• _WHAT TO DO_:
Provide the number of lines below containing the word "JSON", without any other words.

(Data records for software interfaces)
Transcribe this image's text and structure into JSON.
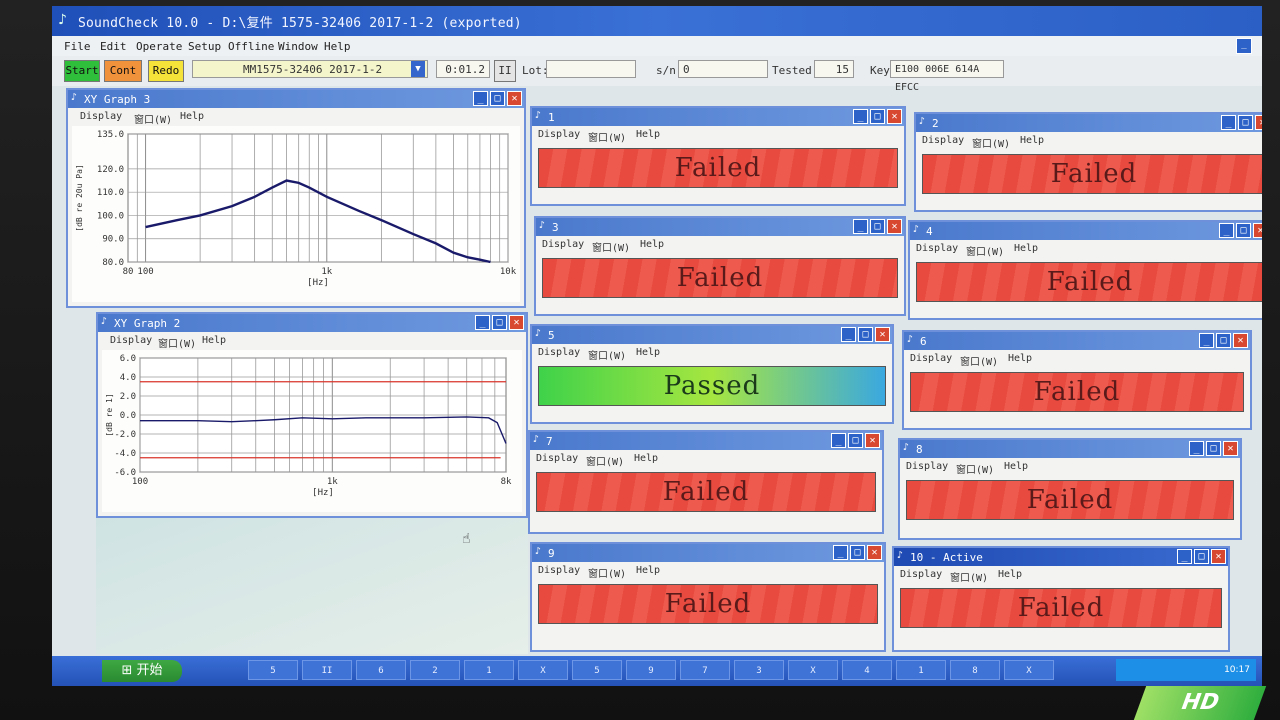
{
  "window": {
    "title": "SoundCheck 10.0 - D:\\复件 1575-32406 2017-1-2 (exported)"
  },
  "menu": [
    "File",
    "Edit",
    "Operate",
    "Setup",
    "Offline",
    "Window",
    "Help"
  ],
  "toolbar": {
    "start_label": "Start",
    "cont_label": "Cont",
    "redo_label": "Redo",
    "sequence_value": "MM1575-32406 2017-1-2",
    "time_value": "0:01.2",
    "pause_label": "II",
    "lot_label": "Lot:",
    "lot_value": "",
    "sn_label": "s/n",
    "sn_value": "0",
    "tested_label": "Tested",
    "tested_value": "15",
    "key_label": "Key",
    "key_value": "E100 006E 614A EFCC"
  },
  "graph3": {
    "title": "XY Graph 3",
    "menu": [
      "Display",
      "窗口(W)",
      "Help"
    ],
    "ylabel": "[dB re 20u Pa]",
    "xlabel": "[Hz]"
  },
  "graph2": {
    "title": "XY Graph 2",
    "menu": [
      "Display",
      "窗口(W)",
      "Help"
    ],
    "ylabel": "[dB re 1]",
    "xlabel": "[Hz]"
  },
  "chart_data": [
    {
      "type": "line",
      "name": "XY Graph 3",
      "xscale": "log",
      "xlim": [
        80,
        10000
      ],
      "ylim": [
        80,
        135
      ],
      "yticks": [
        "135.0",
        "120.0",
        "110.0",
        "100.0",
        "90.0",
        "80.0"
      ],
      "xticks": [
        "80",
        "100",
        "1k",
        "10k"
      ],
      "xlabel": "[Hz]",
      "ylabel": "[dB re 20u Pa]",
      "series": [
        {
          "x": [
            100,
            150,
            200,
            300,
            400,
            500,
            600,
            700,
            800,
            1000,
            1500,
            2000,
            3000,
            4000,
            5000,
            6000,
            7000,
            8000
          ],
          "y": [
            95,
            98,
            100,
            104,
            108,
            112,
            115,
            114,
            112,
            108,
            102,
            98,
            92,
            88,
            84,
            82,
            81,
            80
          ]
        }
      ],
      "grid": true
    },
    {
      "type": "line",
      "name": "XY Graph 2",
      "xscale": "log",
      "xlim": [
        100,
        8000
      ],
      "ylim": [
        -6,
        6
      ],
      "yticks": [
        "6.0",
        "4.0",
        "2.0",
        "0.0",
        "-2.0",
        "-4.0",
        "-6.0"
      ],
      "xticks": [
        "100",
        "1k",
        "8k"
      ],
      "xlabel": "[Hz]",
      "ylabel": "[dB re 1]",
      "series": [
        {
          "x": [
            100,
            200,
            300,
            400,
            500,
            700,
            1000,
            1500,
            2000,
            3000,
            5000,
            6500,
            7200,
            8000
          ],
          "y": [
            -0.6,
            -0.6,
            -0.7,
            -0.6,
            -0.5,
            -0.3,
            -0.4,
            -0.3,
            -0.3,
            -0.3,
            -0.2,
            -0.3,
            -0.8,
            -3.0
          ]
        },
        {
          "x": [
            100,
            8000
          ],
          "y": [
            3.5,
            3.5
          ]
        },
        {
          "x": [
            100,
            7500
          ],
          "y": [
            -4.5,
            -4.5
          ]
        }
      ],
      "grid": true
    }
  ],
  "results": [
    {
      "id": "1",
      "title": "1",
      "status": "Failed"
    },
    {
      "id": "2",
      "title": "2",
      "status": "Failed"
    },
    {
      "id": "3",
      "title": "3",
      "status": "Failed"
    },
    {
      "id": "4",
      "title": "4",
      "status": "Failed"
    },
    {
      "id": "5",
      "title": "5",
      "status": "Passed"
    },
    {
      "id": "6",
      "title": "6",
      "status": "Failed"
    },
    {
      "id": "7",
      "title": "7",
      "status": "Failed"
    },
    {
      "id": "8",
      "title": "8",
      "status": "Failed"
    },
    {
      "id": "9",
      "title": "9",
      "status": "Failed"
    },
    {
      "id": "10",
      "title": "10 - Active",
      "status": "Failed"
    }
  ],
  "result_menu": [
    "Display",
    "窗口(W)",
    "Help"
  ],
  "taskbar": {
    "start_label": "开始",
    "items": [
      "5",
      "II",
      "6",
      "2",
      "1",
      "X",
      "5",
      "9",
      "7",
      "3",
      "X",
      "4",
      "1",
      "8",
      "X"
    ],
    "clock": "10:17"
  },
  "colors": {
    "titlebar": "#2b5fc6",
    "failed": "#e84a3f",
    "passed": "#3fd24a",
    "limit": "#d9342a",
    "curve": "#1a1a6a"
  }
}
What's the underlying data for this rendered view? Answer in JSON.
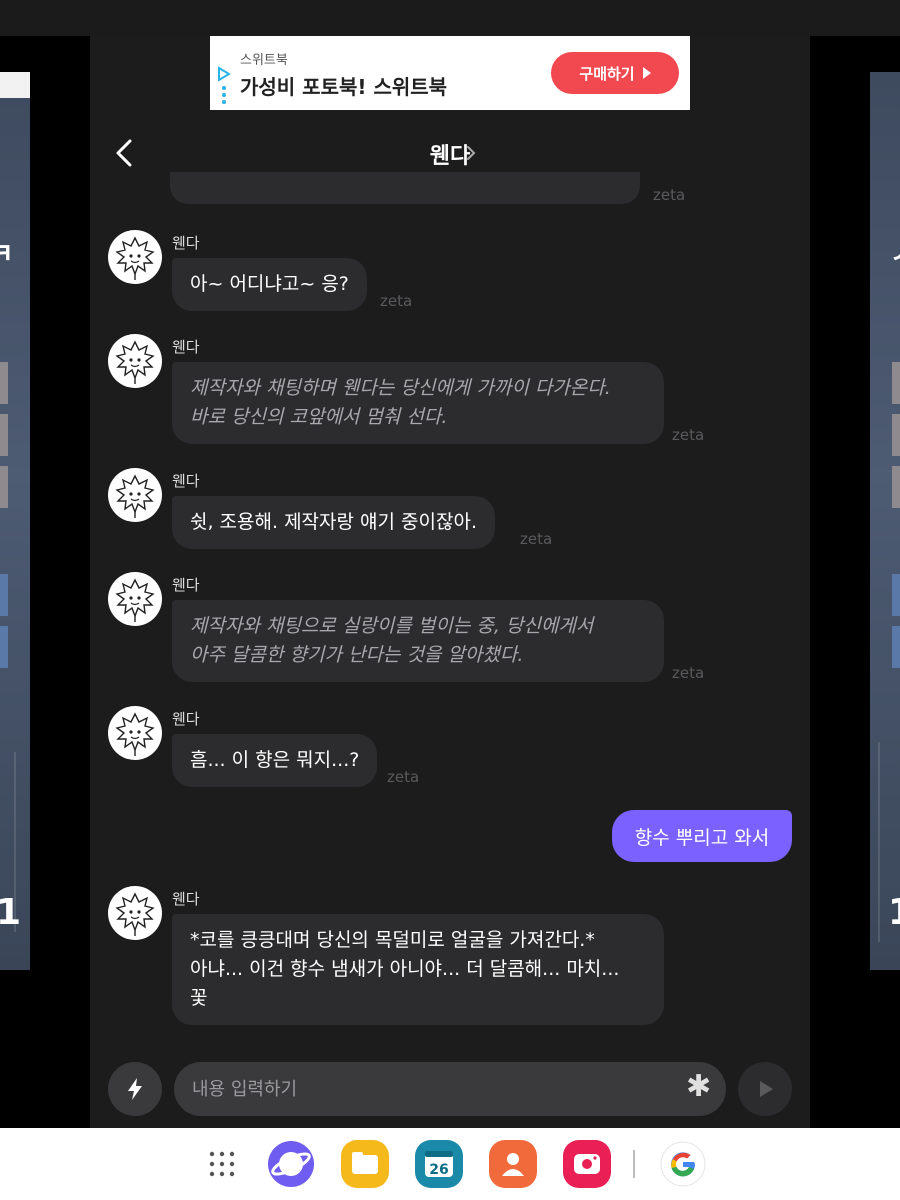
{
  "ad": {
    "brand": "스위트북",
    "title": "가성비 포토북! 스위트북",
    "button_label": "구매하기"
  },
  "header": {
    "character_name": "웬다"
  },
  "side": {
    "left_big": "1",
    "right_big": "1",
    "left_partial": "ㅋ",
    "right_partial": "ㅅ"
  },
  "chat": {
    "watermark": "zeta",
    "messages": [
      {
        "sender": "웬다",
        "type": "speech",
        "text": "아~ 어디냐고~ 응?"
      },
      {
        "sender": "웬다",
        "type": "action",
        "text": "제작자와 채팅하며 웬다는 당신에게 가까이 다가온다.\n바로 당신의 코앞에서 멈춰 선다."
      },
      {
        "sender": "웬다",
        "type": "speech",
        "text": "쉿, 조용해. 제작자랑 얘기 중이잖아."
      },
      {
        "sender": "웬다",
        "type": "action",
        "text": "제작자와 채팅으로 실랑이를 벌이는 중, 당신에게서\n아주 달콤한 향기가 난다는 것을 알아챘다."
      },
      {
        "sender": "웬다",
        "type": "speech",
        "text": "흠... 이 향은 뭐지...?"
      },
      {
        "sender": "웬다",
        "type": "speech",
        "text": "*코를 킁킁대며 당신의 목덜미로 얼굴을 가져간다.*\n아냐... 이건 향수 냄새가 아니야... 더 달콤해... 마치...\n꽃"
      }
    ],
    "user_message": "향수 뿌리고 와서"
  },
  "input": {
    "placeholder": "내용 입력하기"
  },
  "taskbar": {
    "apps": [
      "app-drawer",
      "samsung-internet",
      "my-files",
      "calendar",
      "contacts",
      "screen-recorder",
      "google"
    ],
    "calendar_day": "26"
  },
  "colors": {
    "background": "#1c1c1d",
    "bubble": "#2c2c2e",
    "user_bubble": "#7b61ff",
    "ad_button": "#f2484f"
  }
}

• _RESULT_:
2